The Hosted Server

The server acts as a hub for configuration data. The server stores cookbooks, the policies that are applied to nodes, and metadata that describes each registered node that is being managed by the chef-client. Nodes use the chef-client to ask the server for configuration details, such as recipes, templates, and file distributions. The chef-client then does as much of the configuration work as possible on the nodes themselves (and not on the server). This scalable approach distributes the configuration effort throughout the organization.

Hosted Enterprise Chef is a version of the server that is hosted by Chef. Hosted Enterprise Chef is cloud-based, scalable, and available (24×7/365), with resource-based access control. Hosted Enterprise Chef has the same automation capabilities of any server, but without requiring it to be set up and managed from behind the firewall.

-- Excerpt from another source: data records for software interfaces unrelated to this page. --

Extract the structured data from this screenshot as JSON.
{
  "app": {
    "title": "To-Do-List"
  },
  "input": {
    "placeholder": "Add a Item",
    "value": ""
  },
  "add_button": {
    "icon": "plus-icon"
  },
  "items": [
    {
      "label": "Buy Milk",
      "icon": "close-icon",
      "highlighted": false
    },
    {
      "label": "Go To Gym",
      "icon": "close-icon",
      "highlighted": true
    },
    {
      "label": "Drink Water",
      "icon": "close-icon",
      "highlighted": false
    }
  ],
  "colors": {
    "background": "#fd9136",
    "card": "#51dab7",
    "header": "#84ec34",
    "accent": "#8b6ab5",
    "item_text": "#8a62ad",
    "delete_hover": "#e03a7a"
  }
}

A cookbook is the fundamental unit of configuration and policy distribution. Each cookbook defines a scenario, such as everything needed to install and configure MySQL, and then it contains all of the components that are required to support that scenario, including:

  • Attribute values that are set on nodes
  • Definitions that allow the creation of reusable collections of resources
  • File distributions
  • Libraries that extend the chef-client and/or provide helpers to Ruby code
  • Recipes that specify which resources to manage and the order in which those resources will be applied
  • Custom resources and providers
  • Templates
  • Versions
  • Metadata about recipes (including dependencies), version constraints, supported platforms, and so on

The chef-client uses Ruby as its reference language for creating cookbooks and defining recipes, with an extended DSL for specific resources. The chef-client provides a reasonable set of resources, enough to support many of the most common infrastructure automation scenarios; however, this DSL can also be extended when additional resources and capabilities are required.


The key underlying principle of Chef is that you (the user) knows best about what your environment is, what it should do, and how it should be maintained. The chef-client is designed to not make assumptions about any of those things. Only the individuals on the ground—that’s you and your team—understand the technical problems and what is required to solve them. Only your team can understand the human problems (skill levels, audit trails, and other internal issues) that are unique to your organization and whether any single technical solution is viable.

The idea that you know best about what should happen in your organization goes hand-in-hand with the notion that you still need help keeping it all running. It is rare that a single individual knows everything about a very complex problem, let alone knows all of the steps that may be required to solve them. The same is true with tools. Chef provides help with infrastructure management. And Chef can help solve very complicated problems. Chef also has a large community of users who have a lot of experience solving a lot of very complex problems. That community can provide knowledge and support in areas that your organization may not have and (along with Chef) can help your organization solve any complex problem.

For more information …

For a history of Chef, where it came from and how it evolved, watch these two (short) videos:

For more information about Chef, cookbooks, and the community: